Thursday, August 23, 2007

Repentance & Forgiveness

Repentance is God's work -- just as is faith, in the sense that God must grant them to us by His grace, since we do not inherently possess the capacity to repent or believe unto salvation apart from God's gracious work in us. But this does not mean that repentance is not something we ourselves do ... just as with faith, we ourselves must exercize it, put it into practice.

Repentance presupposes faith -- no one can repent toward someone they don't believe exists. Repentance involves turning away from an offense with the intent not to go on repeating it. Faith deals with our thinking, attitudes, and actions toward someone and what that person has done for us. Repentance deals with our thinking, attitudes, and actions towards ourselves in relation to someone else, and what we have done against that person. In faith, I trust in God for salvation through Christ from the penalty of my sins. In repentance, I turn from my sins and self-directed life and submit to God as the only rightful Director of my life.

In regards to our relationship with God, the connection between repentance and forgiveness is no different than the connection between faith and forgiveness. We cannot be forgiven by God without faith in Him, nor can we receive His forgiveness without faith in Him. Likewise we cannot be forgiven by God without repentance toward God, nor can we receive His forgiveness without repentance toward Him. This is not because God is unwilling to forgive us unless we believe and repent; it is simply that forgiveness is not real or complete until it is received by the offender, and the means of receiving it are faith and repentance.
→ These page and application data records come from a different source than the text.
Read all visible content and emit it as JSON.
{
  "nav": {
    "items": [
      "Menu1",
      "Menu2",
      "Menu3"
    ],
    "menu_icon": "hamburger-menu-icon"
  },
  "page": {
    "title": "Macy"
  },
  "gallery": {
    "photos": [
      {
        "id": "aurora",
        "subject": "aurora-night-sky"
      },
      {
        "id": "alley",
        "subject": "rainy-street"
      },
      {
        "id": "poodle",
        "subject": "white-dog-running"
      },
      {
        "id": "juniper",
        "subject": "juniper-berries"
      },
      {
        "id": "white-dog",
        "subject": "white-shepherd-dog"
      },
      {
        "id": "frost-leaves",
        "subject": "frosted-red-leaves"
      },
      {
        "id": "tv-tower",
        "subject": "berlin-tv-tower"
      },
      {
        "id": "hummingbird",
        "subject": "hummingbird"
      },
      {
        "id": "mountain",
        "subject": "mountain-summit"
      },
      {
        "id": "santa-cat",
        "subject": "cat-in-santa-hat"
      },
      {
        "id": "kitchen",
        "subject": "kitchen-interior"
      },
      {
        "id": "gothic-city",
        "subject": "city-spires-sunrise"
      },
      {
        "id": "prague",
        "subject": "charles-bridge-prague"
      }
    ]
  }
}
In regards to our relationship with others, the same stands true. If you commit some offense against me, it would be quite impossible for me to forgive you if you did not believe I existed -- not because I would not want to forgive you, but simply because if you didn't believe I existed, you would never ask me for forgiveness. Few rational adults would be repentant and ask Santa to forgive them for not leaving our milk and cookies, because they don't believe in Santa. (Because Santa doesn't exist -- sorry to have to break it to you like that in a public forum, but it is time you knew anyway.)

So, is repentance required for forgiveness? Yes -- but this does not mean that we are to hold back on extending forgiveness until someone repents! The Father stands anxiously awaiting for the prodigal's return, looking for us while we are yet afar off. He holds out forgiveness, desiring to grant it, waiting for it to be accepted. But until it is accepted, there is no forgiveness. Must someone repent before we can forgive them their trespasses against us? Yes, for in order for forgiveness to be complete, it must be received. But if we are standing back, holding on to the offense, unwilling to extend forgiveness unless it is asked for, we have seriously missed the whole point of what forgiveness is all about. Are we anxiously longing to forgive those who have offended, if only they would ask? That, my friends, is a true sign of one who has some understanding of how much they have been forgiven by God.

Tuesday, August 21, 2007

Everybody's Got a Blog

Everyone has a blog. Except me. Well, until now. Now I have one, too. I can stop feeling left out. I can be one of those people who says, "Yeah, I wrote about that on my blog the other day," or "That will make a good post for my blog," or "My blog is all about hushpuppies," etc.

I can't wait for my first response! Will it be interesting? Exciting? Will unknown persons from foreign lands suddenly discover how fascinating, witty, interesting, and entertaining I am? Will I stop asking myself questions now?

So here it is, my first blog entry. I've heard you have to make the first one really good, so folks will want to keep coming back. How'd I do?